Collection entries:

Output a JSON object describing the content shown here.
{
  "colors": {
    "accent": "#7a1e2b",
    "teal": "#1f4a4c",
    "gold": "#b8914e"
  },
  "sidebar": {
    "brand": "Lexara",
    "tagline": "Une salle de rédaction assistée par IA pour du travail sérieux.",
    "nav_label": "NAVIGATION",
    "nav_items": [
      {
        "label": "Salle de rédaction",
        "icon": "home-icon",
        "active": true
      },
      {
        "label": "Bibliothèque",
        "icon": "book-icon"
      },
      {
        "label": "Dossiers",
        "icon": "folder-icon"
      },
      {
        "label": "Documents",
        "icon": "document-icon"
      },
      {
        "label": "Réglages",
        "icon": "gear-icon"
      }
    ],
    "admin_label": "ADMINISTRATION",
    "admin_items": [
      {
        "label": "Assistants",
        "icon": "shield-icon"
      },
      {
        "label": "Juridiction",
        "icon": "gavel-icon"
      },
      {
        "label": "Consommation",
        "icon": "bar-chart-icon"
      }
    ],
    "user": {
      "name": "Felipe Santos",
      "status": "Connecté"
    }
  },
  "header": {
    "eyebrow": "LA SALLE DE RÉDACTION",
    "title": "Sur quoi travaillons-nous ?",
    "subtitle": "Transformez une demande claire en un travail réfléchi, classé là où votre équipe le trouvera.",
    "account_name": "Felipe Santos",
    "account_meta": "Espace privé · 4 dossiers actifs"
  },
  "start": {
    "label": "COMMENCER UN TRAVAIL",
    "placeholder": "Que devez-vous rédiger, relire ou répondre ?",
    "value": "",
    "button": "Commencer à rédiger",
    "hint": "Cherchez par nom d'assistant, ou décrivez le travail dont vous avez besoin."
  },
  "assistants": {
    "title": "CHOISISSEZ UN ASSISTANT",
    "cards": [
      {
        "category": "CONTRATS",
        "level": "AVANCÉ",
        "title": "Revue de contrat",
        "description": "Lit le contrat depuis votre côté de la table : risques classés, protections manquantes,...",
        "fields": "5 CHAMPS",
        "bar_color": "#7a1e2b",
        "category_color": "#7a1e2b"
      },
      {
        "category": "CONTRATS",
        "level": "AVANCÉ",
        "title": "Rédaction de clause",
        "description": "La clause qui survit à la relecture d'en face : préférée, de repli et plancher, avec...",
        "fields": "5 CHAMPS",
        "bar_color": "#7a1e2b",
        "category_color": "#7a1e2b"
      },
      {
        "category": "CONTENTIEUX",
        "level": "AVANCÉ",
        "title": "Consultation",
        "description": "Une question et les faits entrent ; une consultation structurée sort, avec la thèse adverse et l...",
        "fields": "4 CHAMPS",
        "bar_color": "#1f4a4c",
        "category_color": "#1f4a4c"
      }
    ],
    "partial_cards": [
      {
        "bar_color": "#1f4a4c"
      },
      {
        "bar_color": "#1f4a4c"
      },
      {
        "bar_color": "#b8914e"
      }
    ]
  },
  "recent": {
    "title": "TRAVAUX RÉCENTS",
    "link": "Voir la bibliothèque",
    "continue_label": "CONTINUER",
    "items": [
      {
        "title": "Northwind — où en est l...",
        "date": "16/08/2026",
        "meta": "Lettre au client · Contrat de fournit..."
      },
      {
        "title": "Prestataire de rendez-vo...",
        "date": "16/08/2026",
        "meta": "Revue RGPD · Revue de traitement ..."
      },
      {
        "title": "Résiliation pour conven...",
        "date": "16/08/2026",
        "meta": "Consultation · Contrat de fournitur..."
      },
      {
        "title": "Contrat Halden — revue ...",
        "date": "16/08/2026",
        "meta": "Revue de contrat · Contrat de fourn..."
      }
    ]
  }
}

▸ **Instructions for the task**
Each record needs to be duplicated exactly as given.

▸ **Your solution**
Output a JSON object describing the content shown here.
{
  "colors": {
    "accent": "#7a1e2b",
    "teal": "#1f4a4c",
    "gold": "#b8914e"
  },
  "sidebar": {
    "brand": "Lexara",
    "tagline": "Une salle de rédaction assistée par IA pour du travail sérieux.",
    "nav_label": "NAVIGATION",
    "nav_items": [
      {
        "label": "Salle de rédaction",
        "icon": "home-icon",
        "active": true
      },
      {
        "label": "Bibliothèque",
        "icon": "book-icon"
      },
      {
        "label": "Dossiers",
        "icon": "folder-icon"
      },
      {
        "label": "Documents",
        "icon": "document-icon"
      },
      {
        "label": "Réglages",
        "icon": "gear-icon"
      }
    ],
    "admin_label": "ADMINISTRATION",
    "admin_items": [
      {
        "label": "Assistants",
        "icon": "shield-icon"
      },
      {
        "label": "Juridiction",
        "icon": "gavel-icon"
      },
      {
        "label": "Consommation",
        "icon": "bar-chart-icon"
      }
    ],
    "user": {
      "name": "Felipe Santos",
      "status": "Connecté"
    }
  },
  "header": {
    "eyebrow": "LA SALLE DE RÉDACTION",
    "title": "Sur quoi travaillons-nous ?",
    "subtitle": "Transformez une demande claire en un travail réfléchi, classé là où votre équipe le trouvera.",
    "account_name": "Felipe Santos",
    "account_meta": "Espace privé · 4 dossiers actifs"
  },
  "start": {
    "label": "COMMENCER UN TRAVAIL",
    "placeholder": "Que devez-vous rédiger, relire ou répondre ?",
    "value": "",
    "button": "Commencer à rédiger",
    "hint": "Cherchez par nom d'assistant, ou décrivez le travail dont vous avez besoin."
  },
  "assistants": {
    "title": "CHOISISSEZ UN ASSISTANT",
    "cards": [
      {
        "category": "CONTRATS",
        "level": "AVANCÉ",
        "title": "Revue de contrat",
        "description": "Lit le contrat depuis votre côté de la table : risques classés, protections manquantes,...",
        "fields": "5 CHAMPS",
        "bar_color": "#7a1e2b",
        "category_color": "#7a1e2b"
      },
      {
        "category": "CONTRATS",
        "level": "AVANCÉ",
        "title": "Rédaction de clause",
        "description": "La clause qui survit à la relecture d'en face : préférée, de repli et plancher, avec...",
        "fields": "5 CHAMPS",
        "bar_color": "#7a1e2b",
        "category_color": "#7a1e2b"
      },
      {
        "category": "CONTENTIEUX",
        "level": "AVANCÉ",
        "title": "Consultation",
        "description": "Une question et les faits entrent ; une consultation structurée sort, avec la thèse adverse et l...",
        "fields": "4 CHAMPS",
        "bar_color": "#1f4a4c",
        "category_color": "#1f4a4c"
      }
    ],
    "partial_cards": [
      {
        "bar_color": "#1f4a4c"
      },
      {
        "bar_color": "#1f4a4c"
      },
      {
        "bar_color": "#b8914e"
      }
    ]
  },
  "recent": {
    "title": "TRAVAUX RÉCENTS",
    "link": "Voir la bibliothèque",
    "continue_label": "CONTINUER",
    "items": [
      {
        "title": "Northwind — où en est l...",
        "date": "16/08/2026",
        "meta": "Lettre au client · Contrat de fournit..."
      },
      {
        "title": "Prestataire de rendez-vo...",
        "date": "16/08/2026",
        "meta": "Revue RGPD · Revue de traitement ..."
      },
      {
        "title": "Résiliation pour conven...",
        "date": "16/08/2026",
        "meta": "Consultation · Contrat de fournitur..."
      },
      {
        "title": "Contrat Halden — revue ...",
        "date": "16/08/2026",
        "meta": "Revue de contrat · Contrat de fourn..."
      }
    ]
  }
}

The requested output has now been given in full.